Inspiration Rules the Nation
A voice note submission with a New Zealand twang recounts how seeing Storm DJ changed her outlook on gender norms in the drum ‘n’ bass scene. Insider info on my part sites them as an awe-inspiring DJ to this day, so this Club Love experience was definitely some certified ish.
Tech House Is Still the Butt Of All Jokes (and Here’s Why That’s a Good Thing).
“The local DJ started playing and it was such bad tech house that I threw up on the dancefloor”. Nuff said eh lads (and by “lads” I mean everyone).
Honourable Mentions for Club Love Moments:
Induced vomiting, running afoul of an MDMA sniffing Rolf Harris impersonator, being abducted by aliens (and later “waking up in a hospital not a space ship”). Meeting a bloke in his mid 40s who’d gone out for “one last belter” before he left to protect container ships from Somali pirates.

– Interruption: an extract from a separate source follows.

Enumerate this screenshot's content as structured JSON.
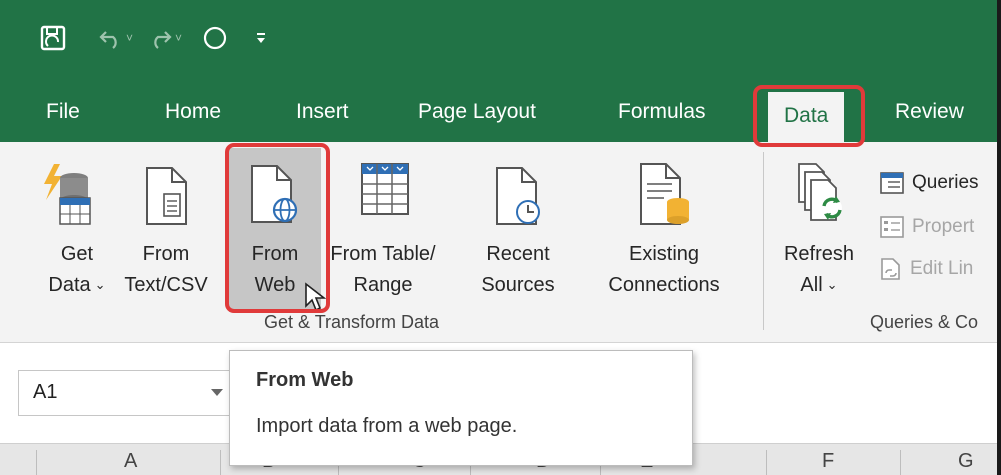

Jeremiah’s sex jams causing dancefloor excitement to the point of everyone “grinding pretty heavily on each other”. One reveller who said they “began to feel like I needed to start dancing again after hearing my friend talk about Matisse for five minutes with a homeless man” and the voice note where the gurning driver was declared to be “safe” as he’d “been on the cover of Land Rover magazine.” The driver then apparently started blowing raspberries out the window at the car besides them.
At one night the saxophonist appeared to accompany the DJ, to which the contributor added “more of this in the club please” (I disagree heavily). And last but not least “the time from poured a vial of real human tears he had some how procured in Amsterdam over my head whilst DJ Harvey banged out some acid house in Melkweg”
Club Love is out now on Local Action.
Visit club-love.uk and tell Sim Hutchins your story.
Buy the record here.
Words: Sim Hutchins